NEWYA helps students reach career goals efficiently
By Mickey Schommer
BROWN COUNTY – On Monday, Feb. 5, the Northeast Wisconsin Youth Apprenticeship (NEWYA) program is hosting an informational meeting for sophomore and middle school students who are looking to do work experience at NWTC.
NEWYA is a state-certified high school work experience program that strives to help students reach their career goals as efficiently as possible.
In many cases, that includes some level of post-secondary education.
“We’ve all heard of the stories of ‘student goes to college with little understanding of what the career field looks like only to realize that’s not what they’re interested in,’” said NEWYA Coordinator David Gordon. “By participating in our process, these students will have done a job shadow met with local employers, and hopefully gained some work experience before they even have to make a decision about a secondary institution.”
Gordon acknowledges that some students who don’t do high school work experience graduate with a post-secondary degree that doesn’t perfectly align with their career goals.
“We try to help students become great consumers of post-secondary education. So that whatever program they’re enrolling in is aligned to their career goals,” explained Gordon.
The program operates on “three fundamental elements” of youth apprenticeship: mentorship, in which a school-based mentor commits to helping students develop technological skills and improve employability; related coursework, which ties together what a student is learning at school with directly what they are learning at work; and work hours.
Students are required to meet 450 hours of work experience to complete the program.
At every school, there is an on-campus coach available for students to reach out to regarding job placements, career intentions and exploration, job shadows, as well as mock interviews.
The students work with local businesses to complete their work experience, which benefits the community in several ways as well.
Not only do students benefit from the program’s opportunity for career exploration, but local businesses can fill hiring gaps and build relationships with the students, which often leads to high job retention.
The program is looking to make today’s students into tomorrow’s innovative leaders.
Corey Wollin, a school-based Youth Apprenticeship coach for both De Pere high schools, said that she’s witnessed a lot of innovation from her students.
Her students are now working as nursing assistants, pharmacy technicians, accounting apprentices, and she even coaches a student who was hired at a local water treatment plant for lab work.
“Those are just some things and you think, ‘Wow! High school students are doing these

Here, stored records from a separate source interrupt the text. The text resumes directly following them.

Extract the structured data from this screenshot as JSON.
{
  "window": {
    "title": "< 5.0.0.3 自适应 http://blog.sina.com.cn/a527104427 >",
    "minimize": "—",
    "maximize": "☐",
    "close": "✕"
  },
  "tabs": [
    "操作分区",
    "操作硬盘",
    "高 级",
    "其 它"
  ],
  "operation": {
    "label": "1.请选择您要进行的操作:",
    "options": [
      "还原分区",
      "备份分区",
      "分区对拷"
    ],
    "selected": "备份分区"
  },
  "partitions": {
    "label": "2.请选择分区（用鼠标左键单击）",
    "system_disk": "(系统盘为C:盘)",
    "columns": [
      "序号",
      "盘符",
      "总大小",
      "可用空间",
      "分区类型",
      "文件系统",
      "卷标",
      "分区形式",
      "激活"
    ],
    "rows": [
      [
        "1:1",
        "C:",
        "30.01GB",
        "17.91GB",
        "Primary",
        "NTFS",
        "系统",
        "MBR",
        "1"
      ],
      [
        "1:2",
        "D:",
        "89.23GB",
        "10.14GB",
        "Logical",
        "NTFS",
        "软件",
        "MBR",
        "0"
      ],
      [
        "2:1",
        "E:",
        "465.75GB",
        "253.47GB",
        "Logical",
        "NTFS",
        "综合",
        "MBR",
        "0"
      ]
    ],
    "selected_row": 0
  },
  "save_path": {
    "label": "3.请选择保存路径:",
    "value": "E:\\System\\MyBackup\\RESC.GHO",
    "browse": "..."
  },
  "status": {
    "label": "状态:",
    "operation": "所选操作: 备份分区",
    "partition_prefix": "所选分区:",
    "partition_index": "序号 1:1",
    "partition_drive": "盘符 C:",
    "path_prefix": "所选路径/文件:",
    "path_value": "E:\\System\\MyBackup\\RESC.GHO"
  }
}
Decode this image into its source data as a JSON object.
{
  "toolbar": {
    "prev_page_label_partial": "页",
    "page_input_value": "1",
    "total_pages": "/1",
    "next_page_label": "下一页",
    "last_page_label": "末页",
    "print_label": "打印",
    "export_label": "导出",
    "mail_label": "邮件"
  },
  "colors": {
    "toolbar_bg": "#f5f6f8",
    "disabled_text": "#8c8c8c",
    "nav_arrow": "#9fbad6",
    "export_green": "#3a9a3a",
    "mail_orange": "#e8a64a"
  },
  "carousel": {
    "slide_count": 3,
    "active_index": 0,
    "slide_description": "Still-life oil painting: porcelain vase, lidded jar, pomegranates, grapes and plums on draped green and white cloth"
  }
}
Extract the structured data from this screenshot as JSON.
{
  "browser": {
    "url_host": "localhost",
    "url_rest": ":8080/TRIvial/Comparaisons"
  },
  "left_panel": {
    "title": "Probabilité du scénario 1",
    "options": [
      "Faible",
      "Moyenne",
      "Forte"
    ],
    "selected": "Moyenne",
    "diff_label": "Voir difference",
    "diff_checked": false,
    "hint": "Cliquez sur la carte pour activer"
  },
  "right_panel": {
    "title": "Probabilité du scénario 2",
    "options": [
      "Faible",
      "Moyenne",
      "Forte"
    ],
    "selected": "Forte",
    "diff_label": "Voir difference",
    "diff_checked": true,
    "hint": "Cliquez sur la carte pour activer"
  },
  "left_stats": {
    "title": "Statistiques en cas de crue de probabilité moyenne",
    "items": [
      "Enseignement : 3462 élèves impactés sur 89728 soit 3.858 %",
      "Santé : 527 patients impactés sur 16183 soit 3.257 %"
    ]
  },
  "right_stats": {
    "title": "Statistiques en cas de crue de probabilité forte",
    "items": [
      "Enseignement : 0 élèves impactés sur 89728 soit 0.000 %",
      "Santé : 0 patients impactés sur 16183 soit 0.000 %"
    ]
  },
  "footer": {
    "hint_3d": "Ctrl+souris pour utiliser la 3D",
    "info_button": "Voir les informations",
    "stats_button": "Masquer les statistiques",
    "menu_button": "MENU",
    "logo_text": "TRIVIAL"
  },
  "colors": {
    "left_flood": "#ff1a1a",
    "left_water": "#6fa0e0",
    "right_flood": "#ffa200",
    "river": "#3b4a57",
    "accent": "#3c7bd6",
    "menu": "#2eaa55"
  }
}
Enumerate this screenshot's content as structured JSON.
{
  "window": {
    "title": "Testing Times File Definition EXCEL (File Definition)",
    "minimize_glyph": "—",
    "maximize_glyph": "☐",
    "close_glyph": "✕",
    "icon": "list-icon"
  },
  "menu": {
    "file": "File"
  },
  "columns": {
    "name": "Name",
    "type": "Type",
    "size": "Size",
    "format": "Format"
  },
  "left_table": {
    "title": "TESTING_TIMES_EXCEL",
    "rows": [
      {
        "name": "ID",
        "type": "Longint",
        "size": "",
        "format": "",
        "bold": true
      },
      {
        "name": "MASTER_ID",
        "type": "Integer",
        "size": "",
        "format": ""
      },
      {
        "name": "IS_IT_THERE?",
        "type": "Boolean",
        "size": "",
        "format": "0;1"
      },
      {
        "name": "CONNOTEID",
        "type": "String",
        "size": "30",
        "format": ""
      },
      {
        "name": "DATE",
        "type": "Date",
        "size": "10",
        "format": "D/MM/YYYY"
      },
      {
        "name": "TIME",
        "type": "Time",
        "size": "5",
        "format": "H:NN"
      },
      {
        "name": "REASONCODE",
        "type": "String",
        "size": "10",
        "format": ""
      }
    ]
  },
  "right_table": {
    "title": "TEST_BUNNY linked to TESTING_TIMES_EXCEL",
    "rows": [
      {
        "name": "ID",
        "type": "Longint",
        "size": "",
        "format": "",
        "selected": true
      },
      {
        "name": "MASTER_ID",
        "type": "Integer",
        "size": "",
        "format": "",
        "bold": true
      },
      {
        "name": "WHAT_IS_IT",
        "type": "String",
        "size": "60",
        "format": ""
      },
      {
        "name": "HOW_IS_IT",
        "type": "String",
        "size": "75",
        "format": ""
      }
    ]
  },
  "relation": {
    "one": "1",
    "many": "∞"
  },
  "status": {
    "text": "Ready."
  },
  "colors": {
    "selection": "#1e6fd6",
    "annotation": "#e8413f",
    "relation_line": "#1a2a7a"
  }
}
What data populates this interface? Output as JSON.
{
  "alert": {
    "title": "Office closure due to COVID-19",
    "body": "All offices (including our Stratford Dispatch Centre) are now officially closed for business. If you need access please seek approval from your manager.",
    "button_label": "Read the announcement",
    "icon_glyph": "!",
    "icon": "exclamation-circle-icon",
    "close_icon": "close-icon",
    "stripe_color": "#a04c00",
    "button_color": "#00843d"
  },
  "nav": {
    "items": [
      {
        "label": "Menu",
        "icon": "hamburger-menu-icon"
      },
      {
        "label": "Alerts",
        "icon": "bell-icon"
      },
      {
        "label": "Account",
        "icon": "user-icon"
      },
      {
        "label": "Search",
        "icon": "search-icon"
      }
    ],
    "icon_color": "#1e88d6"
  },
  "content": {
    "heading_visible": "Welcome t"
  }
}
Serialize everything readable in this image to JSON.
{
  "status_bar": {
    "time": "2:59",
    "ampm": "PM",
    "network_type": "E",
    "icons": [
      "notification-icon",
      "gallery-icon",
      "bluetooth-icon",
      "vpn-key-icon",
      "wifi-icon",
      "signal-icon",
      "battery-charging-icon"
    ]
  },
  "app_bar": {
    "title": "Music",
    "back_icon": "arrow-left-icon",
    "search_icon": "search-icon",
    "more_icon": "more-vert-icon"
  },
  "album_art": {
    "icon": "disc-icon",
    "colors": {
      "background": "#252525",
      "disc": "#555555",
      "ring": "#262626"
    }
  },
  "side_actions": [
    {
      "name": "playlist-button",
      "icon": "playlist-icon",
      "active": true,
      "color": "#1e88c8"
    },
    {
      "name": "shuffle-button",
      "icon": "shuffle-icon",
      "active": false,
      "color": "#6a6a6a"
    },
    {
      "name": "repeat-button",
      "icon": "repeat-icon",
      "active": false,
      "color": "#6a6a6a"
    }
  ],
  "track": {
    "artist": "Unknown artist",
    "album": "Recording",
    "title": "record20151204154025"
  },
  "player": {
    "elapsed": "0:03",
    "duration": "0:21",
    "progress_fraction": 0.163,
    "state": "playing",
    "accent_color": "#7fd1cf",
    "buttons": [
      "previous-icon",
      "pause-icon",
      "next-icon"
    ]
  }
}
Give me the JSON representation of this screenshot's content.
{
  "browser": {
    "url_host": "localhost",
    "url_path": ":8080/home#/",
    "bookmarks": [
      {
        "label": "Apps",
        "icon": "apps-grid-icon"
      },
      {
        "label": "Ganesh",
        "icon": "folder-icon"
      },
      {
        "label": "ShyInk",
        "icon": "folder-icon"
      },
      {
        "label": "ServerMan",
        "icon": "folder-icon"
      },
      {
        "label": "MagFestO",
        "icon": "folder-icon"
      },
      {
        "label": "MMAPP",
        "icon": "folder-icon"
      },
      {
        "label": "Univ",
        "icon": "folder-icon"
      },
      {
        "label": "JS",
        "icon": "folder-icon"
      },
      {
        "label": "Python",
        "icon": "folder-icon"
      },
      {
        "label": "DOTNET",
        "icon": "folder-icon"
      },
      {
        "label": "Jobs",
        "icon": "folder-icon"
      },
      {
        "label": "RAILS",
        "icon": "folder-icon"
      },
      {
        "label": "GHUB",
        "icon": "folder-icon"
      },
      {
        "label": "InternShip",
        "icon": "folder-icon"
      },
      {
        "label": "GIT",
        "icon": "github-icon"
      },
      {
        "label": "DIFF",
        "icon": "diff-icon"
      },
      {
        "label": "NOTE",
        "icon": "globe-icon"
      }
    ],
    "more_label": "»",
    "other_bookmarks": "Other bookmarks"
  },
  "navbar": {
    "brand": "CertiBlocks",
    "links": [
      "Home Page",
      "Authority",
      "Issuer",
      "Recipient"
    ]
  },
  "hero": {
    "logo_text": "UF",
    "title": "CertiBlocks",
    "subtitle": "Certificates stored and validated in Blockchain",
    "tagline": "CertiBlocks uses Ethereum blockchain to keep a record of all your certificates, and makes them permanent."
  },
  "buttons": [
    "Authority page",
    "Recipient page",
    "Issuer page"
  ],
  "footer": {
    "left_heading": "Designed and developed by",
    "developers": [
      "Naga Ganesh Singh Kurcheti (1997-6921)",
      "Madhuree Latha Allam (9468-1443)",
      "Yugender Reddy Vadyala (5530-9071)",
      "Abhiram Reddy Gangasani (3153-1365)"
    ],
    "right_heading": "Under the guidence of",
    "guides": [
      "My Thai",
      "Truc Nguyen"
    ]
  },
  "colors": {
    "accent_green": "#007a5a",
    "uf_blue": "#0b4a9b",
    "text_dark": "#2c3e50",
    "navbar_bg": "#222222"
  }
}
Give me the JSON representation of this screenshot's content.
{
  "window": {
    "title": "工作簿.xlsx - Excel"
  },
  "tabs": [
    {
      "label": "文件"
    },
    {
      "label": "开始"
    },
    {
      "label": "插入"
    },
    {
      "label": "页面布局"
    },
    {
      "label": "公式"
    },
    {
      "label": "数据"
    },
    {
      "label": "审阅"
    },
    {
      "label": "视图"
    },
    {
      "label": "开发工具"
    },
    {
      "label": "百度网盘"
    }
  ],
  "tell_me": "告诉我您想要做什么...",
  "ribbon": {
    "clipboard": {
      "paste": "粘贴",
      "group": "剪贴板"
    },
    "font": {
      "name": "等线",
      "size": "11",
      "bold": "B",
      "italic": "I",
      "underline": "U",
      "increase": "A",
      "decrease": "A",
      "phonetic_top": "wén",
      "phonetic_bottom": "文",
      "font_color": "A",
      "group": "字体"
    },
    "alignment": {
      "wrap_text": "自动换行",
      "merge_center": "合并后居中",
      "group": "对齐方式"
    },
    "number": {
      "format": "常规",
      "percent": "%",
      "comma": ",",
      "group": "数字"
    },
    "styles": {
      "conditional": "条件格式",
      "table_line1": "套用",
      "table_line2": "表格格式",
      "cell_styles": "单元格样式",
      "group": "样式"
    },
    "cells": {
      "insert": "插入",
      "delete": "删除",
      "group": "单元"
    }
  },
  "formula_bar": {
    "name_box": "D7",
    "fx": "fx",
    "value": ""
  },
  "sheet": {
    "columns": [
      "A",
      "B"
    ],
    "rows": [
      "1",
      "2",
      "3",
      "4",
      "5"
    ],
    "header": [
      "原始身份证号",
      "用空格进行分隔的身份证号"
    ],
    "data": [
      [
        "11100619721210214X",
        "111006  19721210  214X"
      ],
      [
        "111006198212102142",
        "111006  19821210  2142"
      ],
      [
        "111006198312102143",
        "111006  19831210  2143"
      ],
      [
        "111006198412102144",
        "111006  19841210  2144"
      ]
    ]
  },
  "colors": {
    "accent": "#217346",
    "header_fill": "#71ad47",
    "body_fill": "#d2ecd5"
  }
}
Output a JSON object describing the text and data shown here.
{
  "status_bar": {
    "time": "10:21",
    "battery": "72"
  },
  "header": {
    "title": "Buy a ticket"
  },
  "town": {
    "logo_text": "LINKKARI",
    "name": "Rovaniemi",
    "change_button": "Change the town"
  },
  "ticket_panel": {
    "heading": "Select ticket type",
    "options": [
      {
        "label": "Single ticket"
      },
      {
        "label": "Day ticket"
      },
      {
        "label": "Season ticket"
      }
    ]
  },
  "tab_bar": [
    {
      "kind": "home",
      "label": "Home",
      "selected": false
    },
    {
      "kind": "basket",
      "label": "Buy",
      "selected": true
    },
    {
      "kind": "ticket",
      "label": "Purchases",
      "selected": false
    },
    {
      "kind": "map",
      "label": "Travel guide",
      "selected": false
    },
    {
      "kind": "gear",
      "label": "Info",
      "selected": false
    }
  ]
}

[jobs],’” she said.
The NEWYA program informational meeting will take place on Monday, Feb. 5, at 5:45 p.m. at
Parents are encouraged to attend with their students.
To register for the event, visit